Sprinkling water on each other during the festival is a gesture of hospitality; individuals' attempt to cool each other off in the intense summer heat. Traditionally, younger people pay respect by pouring water from silver bowls on the hands of elders in a ceremony known as "Rod Nahm Dum Hua." The elders then ask the younger people to forgive them for speaking harshly during the past year and offer the youth a blessing and words of wisdom. This ritual is performed in the home while more vigorous water throwing is done outside. Pouring small amounts of scented lustral water on the heads of the elders on "Wan Parg-bpee" as a sign of respect is also part of this custom that dates back to ancient times.

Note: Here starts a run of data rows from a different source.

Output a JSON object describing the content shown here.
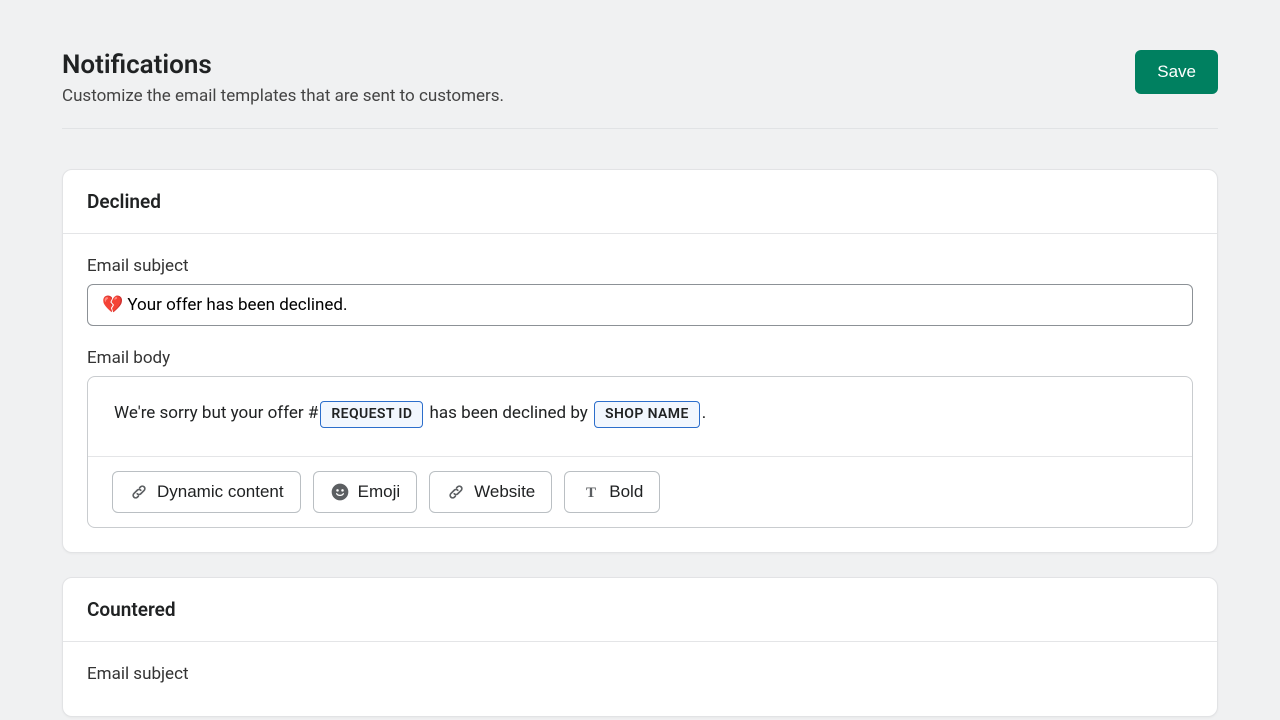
{
  "header": {
    "title": "Notifications",
    "subtitle": "Customize the email templates that are sent to customers.",
    "save_label": "Save"
  },
  "declined": {
    "title": "Declined",
    "subject_label": "Email subject",
    "subject_value": "💔 Your offer has been declined.",
    "body_label": "Email body",
    "body_text_1": "We're sorry but your offer #",
    "chip_1": "REQUEST ID",
    "body_text_2": " has been declined by ",
    "chip_2": "SHOP NAME",
    "body_text_3": ".",
    "tools": {
      "dynamic": "Dynamic content",
      "emoji": "Emoji",
      "website": "Website",
      "bold": "Bold"
    }
  },
  "countered": {
    "title": "Countered",
    "subject_label": "Email subject"
  }
}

While some people might sprinkle a bit of scented water on the shoulder to wish a happy new year, the young people of Thailand have turned it in to the world's largest water fight. During the day, water ceremonies involving the temple and home are performed in a subdued, happy manner. At night, Thai youth use buckets, barrels, water guns and hoses to celebrate the custom in their own exaggerated manner. It is not unusual in Bangkok to get dowsed with a bucket of ice water by someone on the back of a moving pickup truck.

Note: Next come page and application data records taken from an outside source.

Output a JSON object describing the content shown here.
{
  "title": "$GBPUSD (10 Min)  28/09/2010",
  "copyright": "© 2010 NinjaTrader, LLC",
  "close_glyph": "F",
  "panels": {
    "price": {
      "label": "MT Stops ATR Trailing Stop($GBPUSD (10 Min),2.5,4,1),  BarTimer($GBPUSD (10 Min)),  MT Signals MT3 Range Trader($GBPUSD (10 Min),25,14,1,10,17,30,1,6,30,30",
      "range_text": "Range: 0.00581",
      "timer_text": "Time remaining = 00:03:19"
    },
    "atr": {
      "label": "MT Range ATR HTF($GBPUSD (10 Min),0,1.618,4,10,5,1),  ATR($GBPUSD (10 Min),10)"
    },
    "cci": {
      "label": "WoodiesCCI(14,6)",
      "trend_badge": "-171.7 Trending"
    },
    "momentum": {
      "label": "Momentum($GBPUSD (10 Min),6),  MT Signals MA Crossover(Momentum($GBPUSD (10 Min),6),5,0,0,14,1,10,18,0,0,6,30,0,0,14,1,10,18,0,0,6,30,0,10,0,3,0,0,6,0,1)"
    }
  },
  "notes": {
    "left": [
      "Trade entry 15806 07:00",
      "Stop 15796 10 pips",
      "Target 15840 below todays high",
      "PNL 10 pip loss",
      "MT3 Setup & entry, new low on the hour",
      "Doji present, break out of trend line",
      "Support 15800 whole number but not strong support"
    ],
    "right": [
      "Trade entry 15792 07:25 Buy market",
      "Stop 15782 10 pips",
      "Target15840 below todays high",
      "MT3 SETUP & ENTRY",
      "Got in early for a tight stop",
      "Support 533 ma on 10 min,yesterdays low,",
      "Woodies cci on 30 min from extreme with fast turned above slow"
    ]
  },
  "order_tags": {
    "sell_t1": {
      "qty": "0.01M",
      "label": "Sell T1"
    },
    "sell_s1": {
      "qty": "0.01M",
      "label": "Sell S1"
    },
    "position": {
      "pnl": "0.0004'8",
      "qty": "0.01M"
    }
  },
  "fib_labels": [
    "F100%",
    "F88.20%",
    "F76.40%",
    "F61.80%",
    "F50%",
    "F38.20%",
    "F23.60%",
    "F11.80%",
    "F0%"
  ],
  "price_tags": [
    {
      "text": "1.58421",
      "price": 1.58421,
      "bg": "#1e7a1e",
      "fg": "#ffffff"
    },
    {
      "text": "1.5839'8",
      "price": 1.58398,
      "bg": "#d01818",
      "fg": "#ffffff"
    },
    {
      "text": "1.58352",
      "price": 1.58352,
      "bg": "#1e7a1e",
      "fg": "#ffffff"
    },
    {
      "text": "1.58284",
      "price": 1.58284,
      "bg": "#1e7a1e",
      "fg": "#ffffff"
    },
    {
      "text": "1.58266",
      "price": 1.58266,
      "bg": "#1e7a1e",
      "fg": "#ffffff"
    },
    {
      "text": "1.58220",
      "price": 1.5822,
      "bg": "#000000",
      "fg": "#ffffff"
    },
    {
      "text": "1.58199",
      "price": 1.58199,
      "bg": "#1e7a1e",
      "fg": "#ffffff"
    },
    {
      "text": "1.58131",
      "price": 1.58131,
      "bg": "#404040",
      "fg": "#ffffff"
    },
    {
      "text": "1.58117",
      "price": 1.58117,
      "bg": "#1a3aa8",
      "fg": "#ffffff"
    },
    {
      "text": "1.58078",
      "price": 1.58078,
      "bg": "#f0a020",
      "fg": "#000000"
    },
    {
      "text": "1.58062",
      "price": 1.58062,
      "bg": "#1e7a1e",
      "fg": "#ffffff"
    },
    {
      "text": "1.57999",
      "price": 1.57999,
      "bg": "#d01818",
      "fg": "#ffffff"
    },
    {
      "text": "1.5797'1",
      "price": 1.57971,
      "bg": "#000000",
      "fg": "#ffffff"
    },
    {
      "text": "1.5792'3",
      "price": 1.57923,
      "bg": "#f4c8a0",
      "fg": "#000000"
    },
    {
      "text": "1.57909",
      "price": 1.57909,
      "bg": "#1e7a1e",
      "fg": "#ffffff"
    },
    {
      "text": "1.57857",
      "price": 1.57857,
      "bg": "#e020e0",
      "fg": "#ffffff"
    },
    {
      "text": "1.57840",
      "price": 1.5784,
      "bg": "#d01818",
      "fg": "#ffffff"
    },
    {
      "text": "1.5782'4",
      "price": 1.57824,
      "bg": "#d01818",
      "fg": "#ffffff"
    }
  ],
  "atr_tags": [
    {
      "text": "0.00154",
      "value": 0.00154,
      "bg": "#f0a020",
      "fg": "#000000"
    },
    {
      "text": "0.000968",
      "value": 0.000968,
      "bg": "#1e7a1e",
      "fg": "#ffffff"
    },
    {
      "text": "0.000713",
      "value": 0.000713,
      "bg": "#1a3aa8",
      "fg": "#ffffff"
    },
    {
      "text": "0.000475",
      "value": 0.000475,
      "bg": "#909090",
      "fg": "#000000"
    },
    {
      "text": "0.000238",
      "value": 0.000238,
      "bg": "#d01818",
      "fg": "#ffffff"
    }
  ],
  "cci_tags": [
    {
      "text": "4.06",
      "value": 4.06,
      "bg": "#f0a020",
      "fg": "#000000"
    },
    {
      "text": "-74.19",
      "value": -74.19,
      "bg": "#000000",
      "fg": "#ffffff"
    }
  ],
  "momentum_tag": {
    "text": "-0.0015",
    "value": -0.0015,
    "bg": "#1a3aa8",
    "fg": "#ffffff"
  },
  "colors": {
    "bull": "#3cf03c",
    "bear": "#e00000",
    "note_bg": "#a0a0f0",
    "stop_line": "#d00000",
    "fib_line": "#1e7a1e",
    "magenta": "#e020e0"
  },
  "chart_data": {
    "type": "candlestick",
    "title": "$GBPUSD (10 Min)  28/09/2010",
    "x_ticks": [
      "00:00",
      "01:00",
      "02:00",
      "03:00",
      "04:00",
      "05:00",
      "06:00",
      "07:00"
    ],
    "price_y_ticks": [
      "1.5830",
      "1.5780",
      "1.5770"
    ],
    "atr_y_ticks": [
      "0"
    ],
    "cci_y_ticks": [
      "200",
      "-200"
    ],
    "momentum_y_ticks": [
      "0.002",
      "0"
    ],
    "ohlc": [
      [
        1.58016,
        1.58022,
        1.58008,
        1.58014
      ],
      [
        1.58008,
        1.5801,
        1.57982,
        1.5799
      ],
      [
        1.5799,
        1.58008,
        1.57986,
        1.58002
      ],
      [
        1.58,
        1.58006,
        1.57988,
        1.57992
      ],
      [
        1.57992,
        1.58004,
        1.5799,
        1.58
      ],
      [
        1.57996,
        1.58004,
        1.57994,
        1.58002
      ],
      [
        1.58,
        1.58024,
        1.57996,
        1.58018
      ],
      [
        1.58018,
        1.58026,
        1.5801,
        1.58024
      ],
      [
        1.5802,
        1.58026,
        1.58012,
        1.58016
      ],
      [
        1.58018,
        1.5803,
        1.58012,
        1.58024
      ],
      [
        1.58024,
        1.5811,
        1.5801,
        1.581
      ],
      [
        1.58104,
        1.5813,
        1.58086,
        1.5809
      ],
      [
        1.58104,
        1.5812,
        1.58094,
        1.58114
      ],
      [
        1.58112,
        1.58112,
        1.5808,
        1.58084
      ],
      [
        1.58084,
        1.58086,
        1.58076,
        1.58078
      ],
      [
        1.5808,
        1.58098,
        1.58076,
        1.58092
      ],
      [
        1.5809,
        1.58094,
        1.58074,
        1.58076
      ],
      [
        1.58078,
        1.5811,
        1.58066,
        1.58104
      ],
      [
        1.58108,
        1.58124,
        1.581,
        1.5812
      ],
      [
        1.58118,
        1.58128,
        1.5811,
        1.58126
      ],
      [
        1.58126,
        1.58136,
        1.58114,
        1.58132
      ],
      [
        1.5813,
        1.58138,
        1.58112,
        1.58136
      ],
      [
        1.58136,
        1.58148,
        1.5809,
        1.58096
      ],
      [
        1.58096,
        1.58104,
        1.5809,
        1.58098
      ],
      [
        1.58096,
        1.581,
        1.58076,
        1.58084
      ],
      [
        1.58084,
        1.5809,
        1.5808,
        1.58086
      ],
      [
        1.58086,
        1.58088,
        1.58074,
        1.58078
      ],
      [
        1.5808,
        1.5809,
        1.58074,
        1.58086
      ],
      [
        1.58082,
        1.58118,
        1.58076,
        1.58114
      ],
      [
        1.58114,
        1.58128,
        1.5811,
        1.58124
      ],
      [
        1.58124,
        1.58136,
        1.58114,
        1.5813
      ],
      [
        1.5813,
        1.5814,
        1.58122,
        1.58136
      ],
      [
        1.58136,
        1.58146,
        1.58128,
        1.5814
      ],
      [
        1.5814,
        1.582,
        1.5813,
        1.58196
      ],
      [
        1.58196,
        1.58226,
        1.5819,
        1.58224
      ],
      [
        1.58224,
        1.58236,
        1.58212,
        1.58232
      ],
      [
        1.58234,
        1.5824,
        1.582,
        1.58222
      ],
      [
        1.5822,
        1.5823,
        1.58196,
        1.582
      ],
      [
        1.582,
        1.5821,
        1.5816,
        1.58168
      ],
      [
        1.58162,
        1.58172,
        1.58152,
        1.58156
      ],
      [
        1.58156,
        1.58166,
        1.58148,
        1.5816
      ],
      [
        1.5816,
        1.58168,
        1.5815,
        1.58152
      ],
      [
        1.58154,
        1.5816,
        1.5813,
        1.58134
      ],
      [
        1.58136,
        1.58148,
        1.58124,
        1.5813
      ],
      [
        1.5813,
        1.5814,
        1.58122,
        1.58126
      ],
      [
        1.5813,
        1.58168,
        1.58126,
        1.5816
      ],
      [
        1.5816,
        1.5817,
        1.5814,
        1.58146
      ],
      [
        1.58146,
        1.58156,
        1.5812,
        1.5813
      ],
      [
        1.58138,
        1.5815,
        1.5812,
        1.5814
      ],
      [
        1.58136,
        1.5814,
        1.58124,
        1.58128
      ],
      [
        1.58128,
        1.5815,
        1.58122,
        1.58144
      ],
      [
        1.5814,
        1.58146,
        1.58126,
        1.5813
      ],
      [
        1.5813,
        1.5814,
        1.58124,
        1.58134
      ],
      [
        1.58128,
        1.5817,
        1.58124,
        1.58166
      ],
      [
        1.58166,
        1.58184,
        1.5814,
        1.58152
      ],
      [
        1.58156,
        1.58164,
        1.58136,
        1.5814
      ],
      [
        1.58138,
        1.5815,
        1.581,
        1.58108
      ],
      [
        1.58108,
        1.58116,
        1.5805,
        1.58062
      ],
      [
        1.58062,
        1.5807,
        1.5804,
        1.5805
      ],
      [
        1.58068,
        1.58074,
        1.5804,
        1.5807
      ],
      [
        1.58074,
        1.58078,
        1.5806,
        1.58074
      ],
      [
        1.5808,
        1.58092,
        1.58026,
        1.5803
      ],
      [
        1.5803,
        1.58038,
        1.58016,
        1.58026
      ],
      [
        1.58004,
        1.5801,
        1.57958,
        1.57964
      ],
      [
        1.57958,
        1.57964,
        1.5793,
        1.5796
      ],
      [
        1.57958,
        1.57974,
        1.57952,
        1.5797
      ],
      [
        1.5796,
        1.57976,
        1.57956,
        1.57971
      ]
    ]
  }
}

A related practice is tying strings around the wrists of others and expressing good wishes for the New Year. A person approaches another with a gentle smile and holds out the string by the two ends and then begins to tie. The person receiving the string has his or her arm outstretched with the under side of the wrist facing upward. While tying the strings, the person recites short prayers of blessing spoken directly for the individual. During Songkran a person could have as many as 25 or 30 strings on each wrist, each from a different person; these are to be left on until they fall off on their own accord.

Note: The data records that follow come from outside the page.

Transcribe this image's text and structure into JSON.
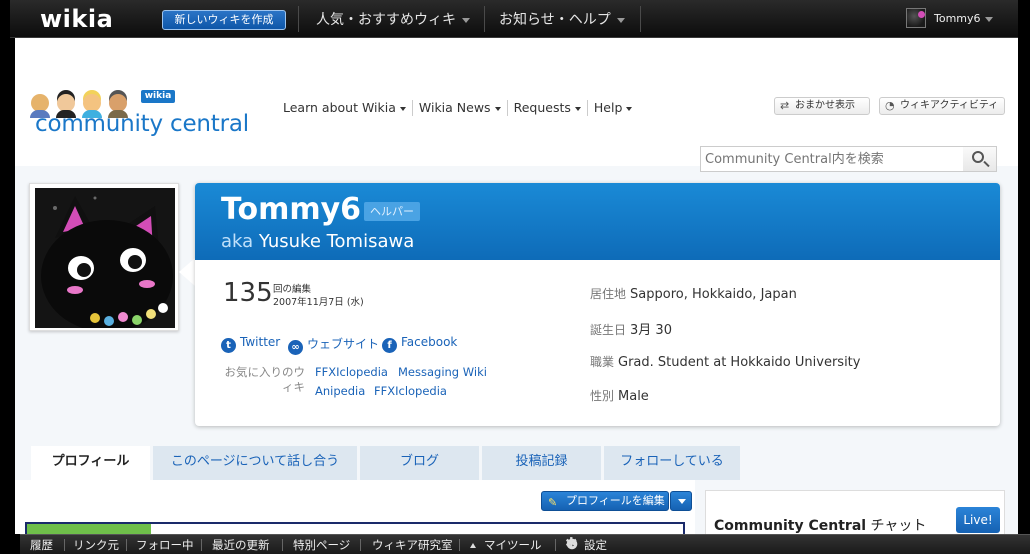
{
  "global_nav": {
    "logo_text": "wikia",
    "create_wiki_label": "新しいウィキを作成",
    "menus": [
      "人気・おすすめウィキ",
      "お知らせ・ヘルプ"
    ],
    "user_name": "Tommy6"
  },
  "wiki_header": {
    "logo_tag": "wikia",
    "wordmark": "community central",
    "nav_items": [
      "Learn about Wikia",
      "Wikia News",
      "Requests",
      "Help"
    ],
    "random_button": "おまかせ表示",
    "activity_button": "ウィキアクティビティ",
    "search_placeholder": "Community Central内を検索"
  },
  "masthead": {
    "user_title": "Tommy6",
    "badge": "ヘルパー",
    "aka_prefix": "aka",
    "real_name": "Yusuke Tomisawa",
    "edit_count": "135",
    "edit_label": "回の編集",
    "edit_since": "2007年11月7日 (水)",
    "social": {
      "twitter": "Twitter",
      "website": "ウェブサイト",
      "facebook": "Facebook"
    },
    "fav_label": "お気に入りのウィキ",
    "fav_wikis": [
      "FFXIclopedia",
      "Messaging Wiki",
      "Anipedia",
      "FFXIclopedia"
    ],
    "info": [
      {
        "key": "居住地",
        "value": "Sapporo, Hokkaido, Japan"
      },
      {
        "key": "誕生日",
        "value": "3月 30"
      },
      {
        "key": "職業",
        "value": "Grad. Student at Hokkaido University"
      },
      {
        "key": "性別",
        "value": "Male"
      }
    ]
  },
  "tabs": [
    "プロフィール",
    "このページについて話し合う",
    "ブログ",
    "投稿記録",
    "フォローしている"
  ],
  "content": {
    "edit_profile_label": "プロフィールを編集",
    "chat_title_bold": "Community Central",
    "chat_title_suffix": " チャット",
    "live_label": "Live!"
  },
  "toolbar": {
    "items": [
      "履歴",
      "リンク元",
      "フォロー中",
      "最近の更新",
      "特別ページ",
      "ウィキア研究室"
    ],
    "my_tools": "マイツール",
    "settings": "設定"
  },
  "colors": {
    "brand_blue": "#1a77c8",
    "masthead_blue": "#1a8ad6",
    "link_blue": "#1a63b8"
  }
}
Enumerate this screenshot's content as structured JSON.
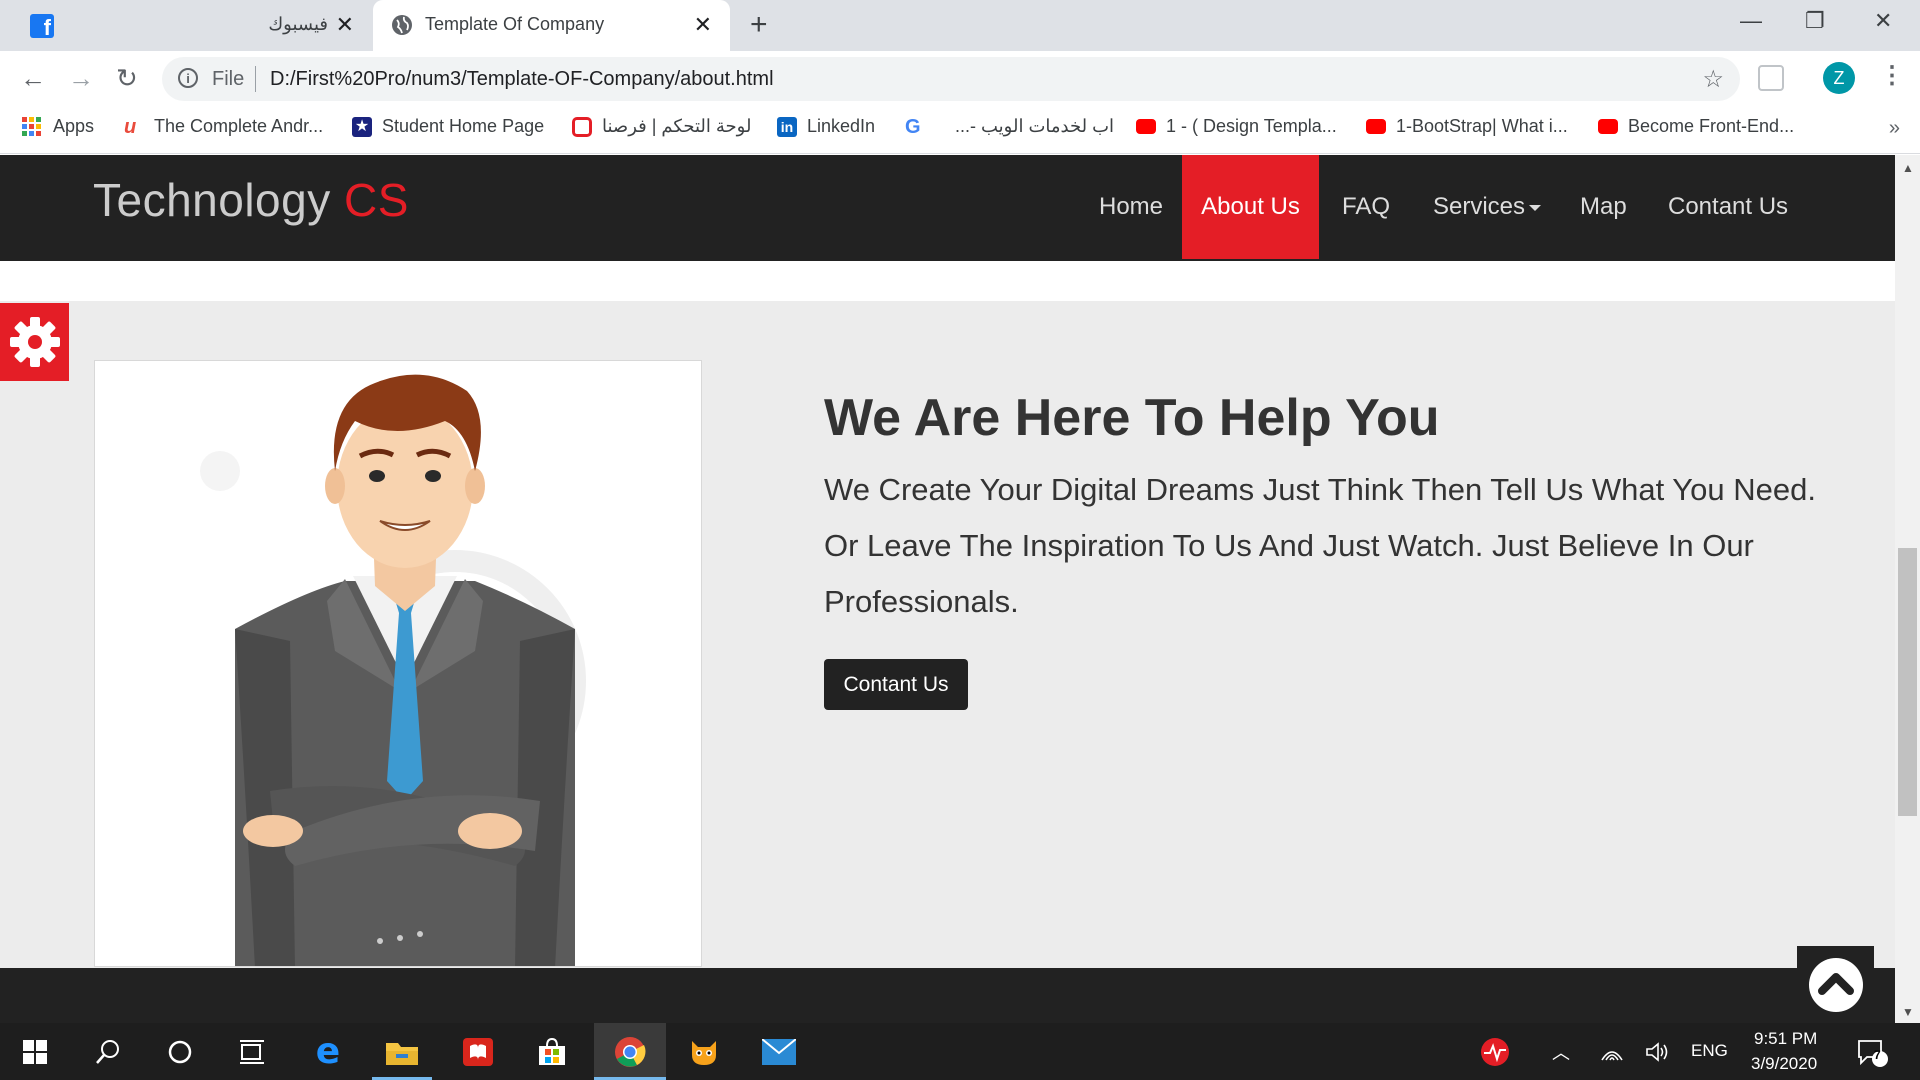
{
  "browser": {
    "tabs": [
      {
        "title": "فيسبوك",
        "active": false
      },
      {
        "title": "Template Of Company",
        "active": true
      }
    ],
    "new_tab_symbol": "+",
    "window_controls": {
      "minimize": "—",
      "restore": "❐",
      "close": "✕"
    },
    "nav": {
      "back": "←",
      "forward": "→",
      "reload": "↻"
    },
    "address": {
      "scheme_label": "File",
      "url": "D:/First%20Pro/num3/Template-OF-Company/about.html"
    },
    "profile_initial": "Z",
    "bookmarks": [
      {
        "label": "Apps",
        "icon": "apps-grid-icon"
      },
      {
        "label": "The Complete Andr...",
        "icon": "udemy-icon"
      },
      {
        "label": "Student Home Page",
        "icon": "star-badge-icon"
      },
      {
        "label": "لوحة التحكم | فرصنا",
        "icon": "forsana-icon"
      },
      {
        "label": "LinkedIn",
        "icon": "linkedin-icon"
      },
      {
        "label": "...- اب لخدمات الويب",
        "icon": "google-icon"
      },
      {
        "label": "1 - ( Design Templa...",
        "icon": "youtube-icon"
      },
      {
        "label": "1-BootStrap| What i...",
        "icon": "youtube-icon"
      },
      {
        "label": "Become Front-End...",
        "icon": "youtube-icon"
      }
    ],
    "bookmarks_overflow": "»"
  },
  "site": {
    "brand": {
      "main": "Technology",
      "accent": "CS"
    },
    "nav": [
      {
        "label": "Home",
        "active": false
      },
      {
        "label": "About Us",
        "active": true
      },
      {
        "label": "FAQ",
        "active": false
      },
      {
        "label": "Services",
        "active": false,
        "dropdown": true
      },
      {
        "label": "Map",
        "active": false
      },
      {
        "label": "Contant Us",
        "active": false
      }
    ],
    "about": {
      "headline": "We Are Here To Help You",
      "paragraph": "We Create Your Digital Dreams Just Think Then Tell Us What You Need. Or Leave The Inspiration To Us And Just Watch. Just Believe In Our Professionals.",
      "cta_label": "Contant Us"
    }
  },
  "taskbar": {
    "apps": [
      "windows-start-icon",
      "search-icon",
      "cortana-icon",
      "task-view-icon",
      "edge-icon",
      "file-explorer-icon",
      "acrobat-icon",
      "store-icon",
      "chrome-icon",
      "scratch-cat-icon",
      "mail-icon"
    ],
    "language": "ENG",
    "time": "9:51 PM",
    "date": "3/9/2020",
    "notification_count": "7"
  },
  "colors": {
    "accent": "#e41e26",
    "nav_bg": "#222222",
    "page_bg": "#ececec"
  }
}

Another common custom involves a person with a small silver bowl filled with a white powder or pasty substance as a sign of protection and promises to ward off evil. In one of the oldest Songkran rituals, a person with the paste is often older and he or she applies the paste to various parts of the face, neck and torso of others. One is expected to leave this paste on until it washes off with normal bathing.
New Year's Day falls on April 15. Typical merit-making rites performed on this day include the presentation of food and other offerings to Buddhist monks at the temples; donations are made; fish and birds are released; and a bathing ritual is observed whereby lustral water is poured over respected elders in a gesture of respect and reverence. The seeking of their blessing or forgiveness for past wrongdoing is also implied.
The religious ceremonies and folk rituals associated with Songkran are principally performed to bring good luck and prosperity. The rituals are also acts of gratitude and indebtedness undertaken in the memory of those who have passed on to another world.
Songkran is an exciting celebration marking the passing of time and the coming of new things through the cleansing of body and soul.